How to Stop Student Loan Collections
Repayment Assistance Plan
Repayment Assistance Plans (RAPs) are available to students who are current on their student loan payments. If you are having trouble making the payments on your student loans, this program, which is aided by the Canadian government, can be of assistance to you. Simply logging in to your account with the National Student Loans Service Centre (NSLSC) will allow you to access the necessary tools for determining the most suitable repayment strategy. If, on the other hand, you have missed multiple payments and are currently behind on your student loans while the CRA is working to collect on them, you may need to look for an alternative solution.
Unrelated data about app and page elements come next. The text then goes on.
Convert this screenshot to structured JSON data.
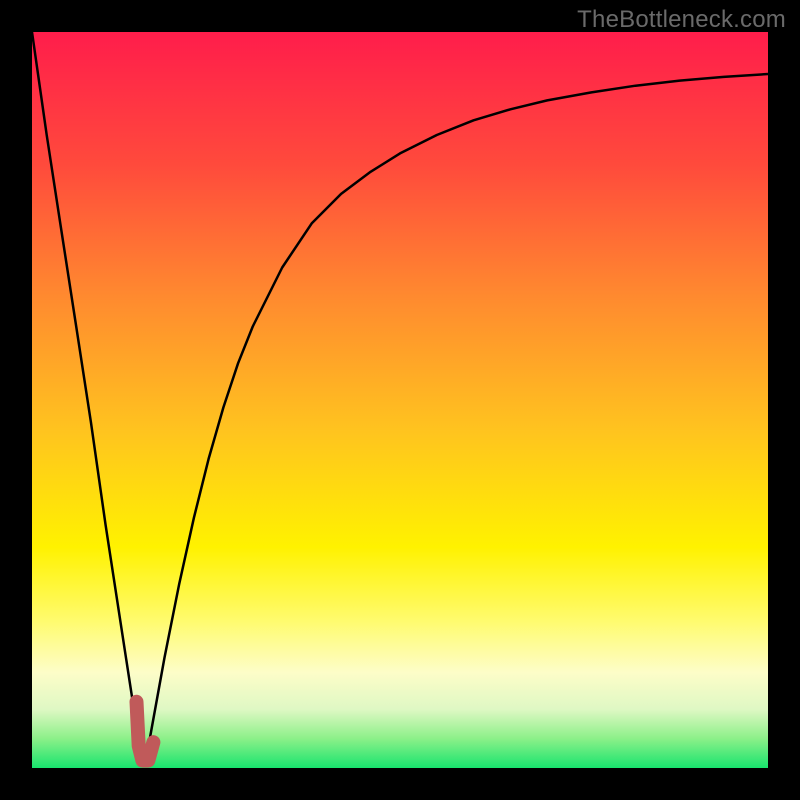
{
  "watermark": "TheBottleneck.com",
  "colors": {
    "line": "#000000",
    "marker": "#c05a5a",
    "frame": "#000000"
  },
  "chart_data": {
    "type": "line",
    "title": "",
    "xlabel": "",
    "ylabel": "",
    "xlim": [
      0,
      100
    ],
    "ylim": [
      0,
      100
    ],
    "series": [
      {
        "name": "bottleneck-curve",
        "x": [
          0,
          2,
          4,
          6,
          8,
          10,
          12,
          14,
          15,
          16,
          18,
          20,
          22,
          24,
          26,
          28,
          30,
          34,
          38,
          42,
          46,
          50,
          55,
          60,
          65,
          70,
          76,
          82,
          88,
          94,
          100
        ],
        "y": [
          100,
          86,
          73,
          60,
          47,
          33,
          20,
          7,
          1,
          4,
          15,
          25,
          34,
          42,
          49,
          55,
          60,
          68,
          74,
          78,
          81,
          83.5,
          86,
          88,
          89.5,
          90.7,
          91.8,
          92.7,
          93.4,
          93.9,
          94.3
        ]
      }
    ],
    "marker": {
      "name": "selected-point",
      "path_xy": [
        [
          14.2,
          9.0
        ],
        [
          14.5,
          3.0
        ],
        [
          15.0,
          1.0
        ],
        [
          15.8,
          1.0
        ],
        [
          16.5,
          3.5
        ]
      ]
    }
  }
}
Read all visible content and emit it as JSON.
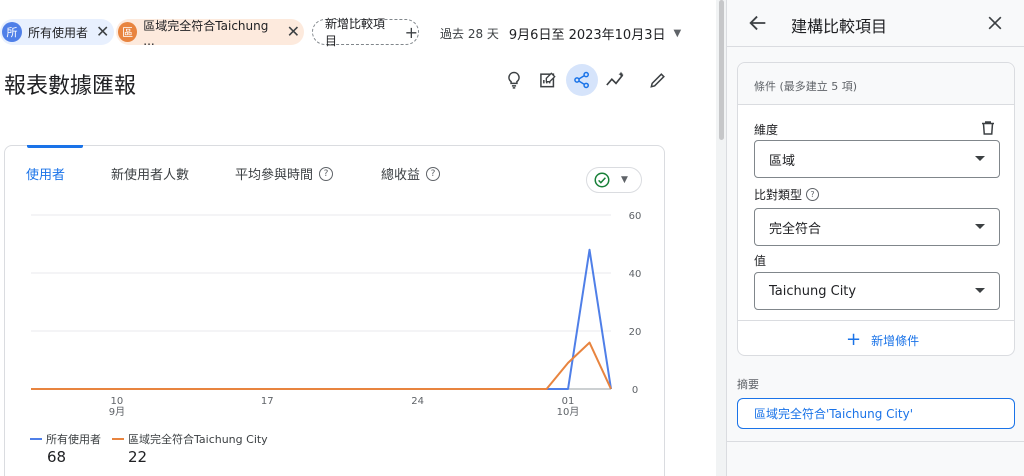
{
  "comparisons": {
    "chips": [
      {
        "badge": "所",
        "label": "所有使用者",
        "color": "#4f7fe8"
      },
      {
        "badge": "區",
        "label": "區域完全符合Taichung ...",
        "color": "#e8843f"
      }
    ],
    "add_label": "新增比較項目"
  },
  "date_range": {
    "prefix": "過去 28 天",
    "range": "9月6日至 2023年10月3日"
  },
  "page_title": "報表數據匯報",
  "toolbar_icons": [
    "lightbulb-icon",
    "edit-report-icon",
    "share-icon",
    "compare-trend-icon",
    "pencil-icon"
  ],
  "metric_tabs": [
    {
      "label": "使用者",
      "active": true,
      "help": false
    },
    {
      "label": "新使用者人數",
      "active": false,
      "help": false
    },
    {
      "label": "平均參與時間",
      "active": false,
      "help": true
    },
    {
      "label": "總收益",
      "active": false,
      "help": true
    }
  ],
  "help_glyph": "?",
  "chart_data": {
    "type": "line",
    "x_ticks": [
      {
        "day": "10",
        "month": "9月"
      },
      {
        "day": "17",
        "month": ""
      },
      {
        "day": "24",
        "month": ""
      },
      {
        "day": "01",
        "month": "10月"
      }
    ],
    "y_ticks": [
      60,
      40,
      20,
      0
    ],
    "ylim": [
      0,
      60
    ],
    "grid": true,
    "legend_position": "bottom-left",
    "x_dates": [
      "9/6",
      "9/7",
      "9/8",
      "9/9",
      "9/10",
      "9/11",
      "9/12",
      "9/13",
      "9/14",
      "9/15",
      "9/16",
      "9/17",
      "9/18",
      "9/19",
      "9/20",
      "9/21",
      "9/22",
      "9/23",
      "9/24",
      "9/25",
      "9/26",
      "9/27",
      "9/28",
      "9/29",
      "9/30",
      "10/1",
      "10/2",
      "10/3"
    ],
    "series": [
      {
        "name": "所有使用者",
        "total": "68",
        "color": "#4f7fe8",
        "values": [
          0,
          0,
          0,
          0,
          0,
          0,
          0,
          0,
          0,
          0,
          0,
          0,
          0,
          0,
          0,
          0,
          0,
          0,
          0,
          0,
          0,
          0,
          0,
          0,
          0,
          0,
          48,
          0
        ]
      },
      {
        "name": "區域完全符合Taichung City",
        "total": "22",
        "color": "#e8843f",
        "values": [
          0,
          0,
          0,
          0,
          0,
          0,
          0,
          0,
          0,
          0,
          0,
          0,
          0,
          0,
          0,
          0,
          0,
          0,
          0,
          0,
          0,
          0,
          0,
          0,
          0,
          9,
          16,
          0
        ]
      }
    ]
  },
  "panel": {
    "title": "建構比較項目",
    "conditions_title": "條件 (最多建立 5 項)",
    "dimension_label": "維度",
    "dimension_value": "區域",
    "match_type_label": "比對類型",
    "match_type_value": "完全符合",
    "value_label": "值",
    "value_value": "Taichung City",
    "add_condition": "新增條件",
    "summary_label": "摘要",
    "summary_value": "區域完全符合'Taichung City'"
  }
}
By submitting a consumer proposal, you can get a reduction in the amount of your student loan and get started on the path to a more stable financial future. Any debt owed to the Canada Student Financial Assistance Act can only be included in a consumer proposal if it has been more than seven years since you completed your education. However, the seven-year rule does not apply to borrowers of private loans. Consumer proposals are an excellent way to reduce your debt by as much as 80 percent and can save you a lot of money. As an alternative to filing for bankruptcy, a consumer proposal provides several benefits, one of which is the opportunity to keep your assets. A temporary halt will be placed on the proceedings as soon as your proposal is submitted. This will provide you with immediate protection against collections efforts by the CRA regarding student loans, including any wage garnishments.
If a consumer proposal does not seem to be the best option for your current financial situation, filing for bankruptcy might be the next choice for you. When it comes to any debts that are funded by the government, the seven-year rule will be enforced once more. This makes it possible to start over financially, free from the strain of worrying about past-due debt payments or being harassed by collection calls. A stay of proceedings will be triggered upon filing for bankruptcy, providing quick coverage from collection calls and wage garnishments.
Nobody plans to default on their payments of their student loans, but life happens. The tips above can help you in preventing your student loan from being in the collection or heading there. However, you may need the guidance of a financial expert to help you make the right decision. Book an appointment with our qualified debt experts, and they will walk you through getting yourself out of your current situation.